You should now see only the placeholder movie clip. The guide layer is visible in authoring mode to help you position assets and guide your design and development, but it is not included in the final published SWF file. Check your work against template_02.fla. Continue with the project if you’re satisfied, or use the provided source file from this point forward.
Select the content layer to make sure the new layers appear at the top of the layer stack.
Click the New layer button in the lower-left corner of the Timeline panel, and create three new layers.
Name the layers, from the top down,
Lock the layers to prevent unwanted editing and compare your work against the source file, template_03.fla.
All that remains now is saving your file as a template. Instead of using the standard Save option, use File→Save as Template. The Save as Template dialog will appear, and you can name the file, assign it to a category, and write a simple description. Follow the settings in Figure 1-17, naming the template
Content and creating a category called
Learning Flash CS4.
From this point forward, you can create a new file from this template, instead of an empty new file, as shown in Figure 1-18. Try this now, and you’ll find that the new file is correctly sized and contains the correct layers, the placeholder movie clip, and the guide layer in place.
If you weren’t entirely successful, don’t worry about it. It’s still early in the development of the project, and the upcoming chapters will explain the steps you took here in much greater detail.
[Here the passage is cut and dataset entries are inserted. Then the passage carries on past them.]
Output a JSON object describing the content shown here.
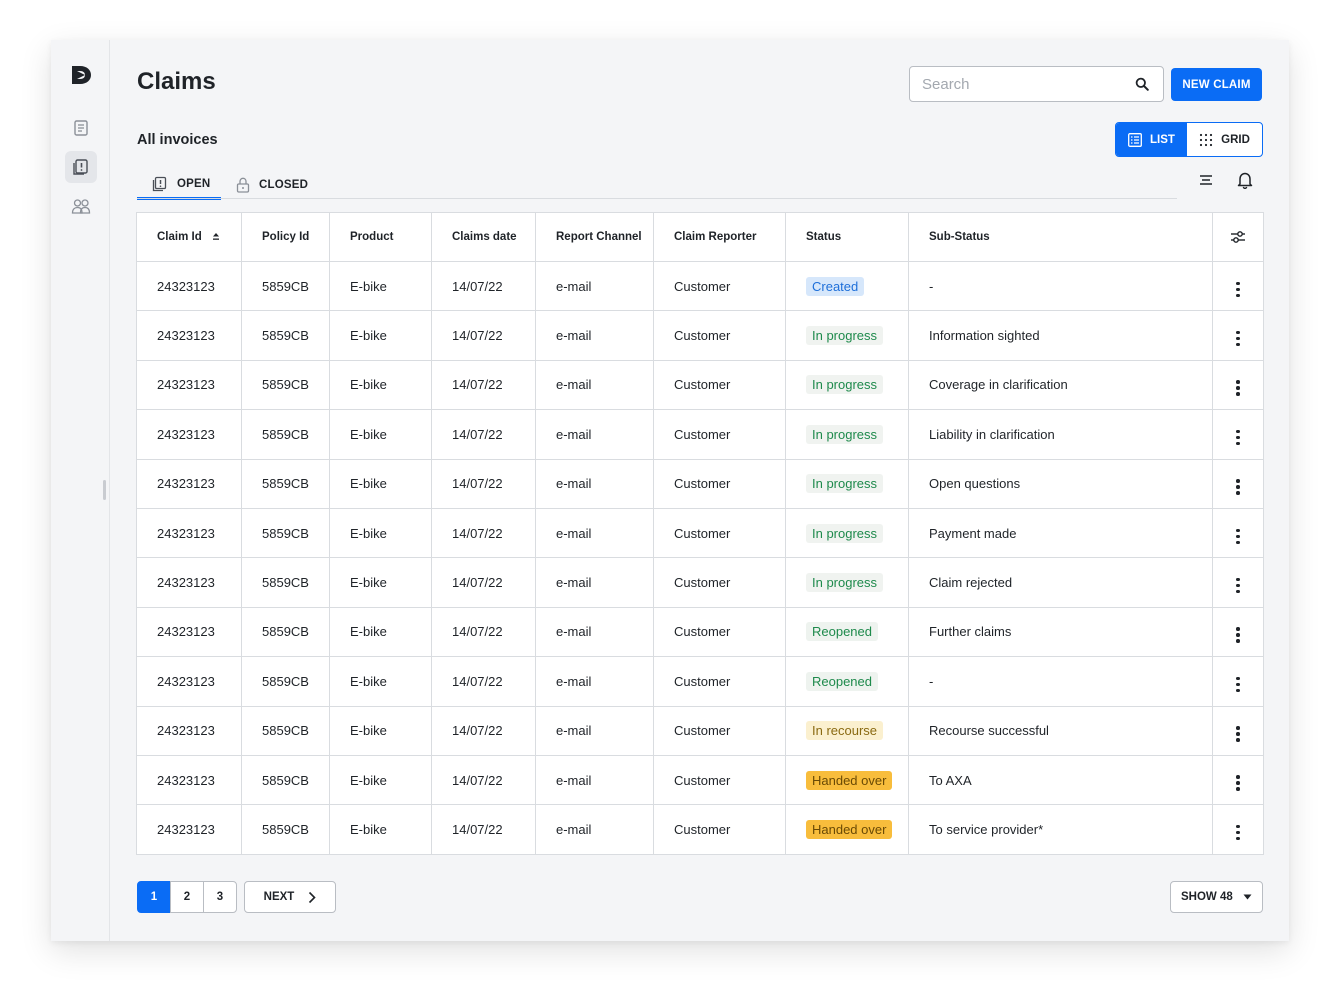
{
  "page": {
    "title": "Claims",
    "section_title": "All invoices"
  },
  "search": {
    "placeholder": "Search"
  },
  "toolbar": {
    "new_claim_label": "NEW CLAIM"
  },
  "view_toggle": {
    "list_label": "LIST",
    "grid_label": "GRID",
    "selected": "list"
  },
  "tabs": [
    {
      "label": "OPEN",
      "active": true
    },
    {
      "label": "CLOSED",
      "active": false
    }
  ],
  "table": {
    "columns": [
      "Claim Id",
      "Policy Id",
      "Product",
      "Claims date",
      "Report Channel",
      "Claim Reporter",
      "Status",
      "Sub-Status"
    ],
    "rows": [
      {
        "claim_id": "24323123",
        "policy_id": "5859CB",
        "product": "E-bike",
        "date": "14/07/22",
        "channel": "e-mail",
        "reporter": "Customer",
        "status": "Created",
        "status_type": "created",
        "sub_status": "-"
      },
      {
        "claim_id": "24323123",
        "policy_id": "5859CB",
        "product": "E-bike",
        "date": "14/07/22",
        "channel": "e-mail",
        "reporter": "Customer",
        "status": "In progress",
        "status_type": "inprogress",
        "sub_status": "Information sighted"
      },
      {
        "claim_id": "24323123",
        "policy_id": "5859CB",
        "product": "E-bike",
        "date": "14/07/22",
        "channel": "e-mail",
        "reporter": "Customer",
        "status": "In progress",
        "status_type": "inprogress",
        "sub_status": "Coverage in clarification"
      },
      {
        "claim_id": "24323123",
        "policy_id": "5859CB",
        "product": "E-bike",
        "date": "14/07/22",
        "channel": "e-mail",
        "reporter": "Customer",
        "status": "In progress",
        "status_type": "inprogress",
        "sub_status": "Liability in clarification"
      },
      {
        "claim_id": "24323123",
        "policy_id": "5859CB",
        "product": "E-bike",
        "date": "14/07/22",
        "channel": "e-mail",
        "reporter": "Customer",
        "status": "In progress",
        "status_type": "inprogress",
        "sub_status": "Open questions"
      },
      {
        "claim_id": "24323123",
        "policy_id": "5859CB",
        "product": "E-bike",
        "date": "14/07/22",
        "channel": "e-mail",
        "reporter": "Customer",
        "status": "In progress",
        "status_type": "inprogress",
        "sub_status": "Payment made"
      },
      {
        "claim_id": "24323123",
        "policy_id": "5859CB",
        "product": "E-bike",
        "date": "14/07/22",
        "channel": "e-mail",
        "reporter": "Customer",
        "status": "In progress",
        "status_type": "inprogress",
        "sub_status": "Claim rejected"
      },
      {
        "claim_id": "24323123",
        "policy_id": "5859CB",
        "product": "E-bike",
        "date": "14/07/22",
        "channel": "e-mail",
        "reporter": "Customer",
        "status": "Reopened",
        "status_type": "reopened",
        "sub_status": "Further claims"
      },
      {
        "claim_id": "24323123",
        "policy_id": "5859CB",
        "product": "E-bike",
        "date": "14/07/22",
        "channel": "e-mail",
        "reporter": "Customer",
        "status": "Reopened",
        "status_type": "reopened",
        "sub_status": "-"
      },
      {
        "claim_id": "24323123",
        "policy_id": "5859CB",
        "product": "E-bike",
        "date": "14/07/22",
        "channel": "e-mail",
        "reporter": "Customer",
        "status": "In recourse",
        "status_type": "recourse",
        "sub_status": "Recourse successful"
      },
      {
        "claim_id": "24323123",
        "policy_id": "5859CB",
        "product": "E-bike",
        "date": "14/07/22",
        "channel": "e-mail",
        "reporter": "Customer",
        "status": "Handed over",
        "status_type": "handed",
        "sub_status": "To AXA"
      },
      {
        "claim_id": "24323123",
        "policy_id": "5859CB",
        "product": "E-bike",
        "date": "14/07/22",
        "channel": "e-mail",
        "reporter": "Customer",
        "status": "Handed over",
        "status_type": "handed",
        "sub_status": "To service provider*"
      }
    ]
  },
  "pagination": {
    "pages": [
      "1",
      "2",
      "3"
    ],
    "current": "1",
    "next_label": "NEXT"
  },
  "show": {
    "label": "SHOW 48"
  },
  "colors": {
    "accent": "#0a6cf5",
    "background": "#f4f5f7",
    "handed_over": "#f8bd3c",
    "created": "#d6e7fb"
  },
  "icons": {
    "sidebar": [
      "logo-icon",
      "document-icon",
      "claims-icon",
      "users-icon"
    ],
    "toolbar": [
      "search-icon",
      "list-icon",
      "grid-icon",
      "filter-icon",
      "bell-icon",
      "settings-icon"
    ]
  }
}
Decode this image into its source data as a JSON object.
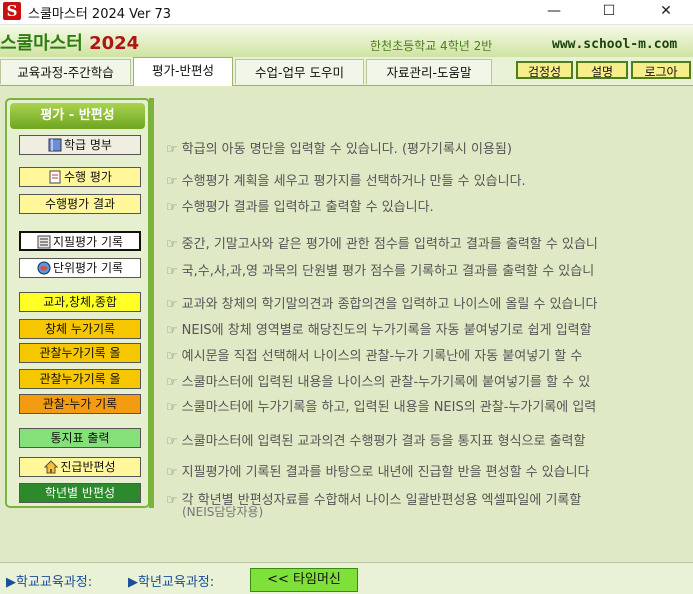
{
  "window": {
    "title": "스쿨마스터 2024   Ver 73",
    "logo_letter": "S",
    "minimize": "—",
    "maximize": "☐",
    "close": "✕"
  },
  "header": {
    "brand": "스쿨마스터",
    "brand_year": "2024",
    "school_info": "한천초등학교 4학년 2반",
    "url": "www.school-m.com"
  },
  "tabs": [
    {
      "label": "교육과정-주간학습"
    },
    {
      "label": "평가-반편성"
    },
    {
      "label": "수업-업무 도우미"
    },
    {
      "label": "자료관리-도움말"
    }
  ],
  "header_buttons": [
    {
      "label": "검정성"
    },
    {
      "label": "설명"
    },
    {
      "label": "로그아"
    }
  ],
  "sidebar": {
    "title": "평가 - 반편성",
    "items": [
      {
        "label": "학급 명부",
        "icon": "book-icon",
        "bg": "#f0eee0"
      },
      {
        "label": "수행 평가",
        "icon": "document-icon",
        "bg": "#fff79a"
      },
      {
        "label": "수행평가 결과",
        "icon": "",
        "bg": "#fff79a"
      },
      {
        "label": "지필평가 기록",
        "icon": "list-icon",
        "bg": "#ffffff"
      },
      {
        "label": "단위평가 기록",
        "icon": "globe-icon",
        "bg": "#ffffff"
      },
      {
        "label": "교과,창체,종합",
        "icon": "",
        "bg": "#ffff26"
      },
      {
        "label": "창체 누가기록",
        "icon": "",
        "bg": "#f6c600"
      },
      {
        "label": "관찰누가기록 올",
        "icon": "",
        "bg": "#f6c600"
      },
      {
        "label": "관찰누가기록 올",
        "icon": "",
        "bg": "#f6c600"
      },
      {
        "label": "관찰-누가 기록",
        "icon": "",
        "bg": "#f39c12"
      },
      {
        "label": "통지표 출력",
        "icon": "",
        "bg": "#85e07a"
      },
      {
        "label": "진급반편성",
        "icon": "house-icon",
        "bg": "#fff79a"
      },
      {
        "label": "학년별 반편성",
        "icon": "",
        "bg": "#2c8a2c"
      }
    ]
  },
  "descriptions": [
    "학급의 아동 명단을 입력할 수 있습니다. (평가기록시 이용됨)",
    "수행평가 계획을 세우고 평가지를 선택하거나 만들 수 있습니다.",
    "수행평가 결과를 입력하고 출력할 수 있습니다.",
    "중간, 기말고사와 같은 평가에 관한 점수를 입력하고 결과를 출력할 수 있습니",
    "국,수,사,과,영 과목의 단원별 평가 점수를 기록하고 결과를 출력할 수 있습니",
    "교과와 창체의 학기말의견과 종합의견을 입력하고 나이스에 올릴 수 있습니다",
    "NEIS에 창체 영역별로 해당진도의 누가기록을 자동 붙여넣기로 쉽게 입력할",
    "예시문을 직접 선택해서 나이스의 관찰-누가 기록난에 자동 붙여넣기 할 수",
    "스쿨마스터에 입력된 내용을 나이스의 관찰-누가기록에 붙여넣기를 할 수 있",
    "스쿨마스터에 누가기록을 하고, 입력된 내용을 NEIS의 관찰-누가기록에 입력",
    "스쿨마스터에 입력된 교과의견 수행평가 결과 등을 통지표 형식으로 출력할",
    "지필평가에 기록된 결과를 바탕으로 내년에 진급할 반을 편성할 수 있습니다",
    "각 학년별 반편성자료를 수합해서 나이스 일괄반편성용 엑셀파일에 기록할"
  ],
  "description_note": "(NEIS담당자용)",
  "description_marker": "☞",
  "bottom": {
    "link1": "▶학교교육과정:",
    "link2": "▶학년교육과정:",
    "time_machine": "<< 타임머신"
  }
}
If you prefer, open the provided source file template_03.fla and save that as a new template for your ongoing efforts.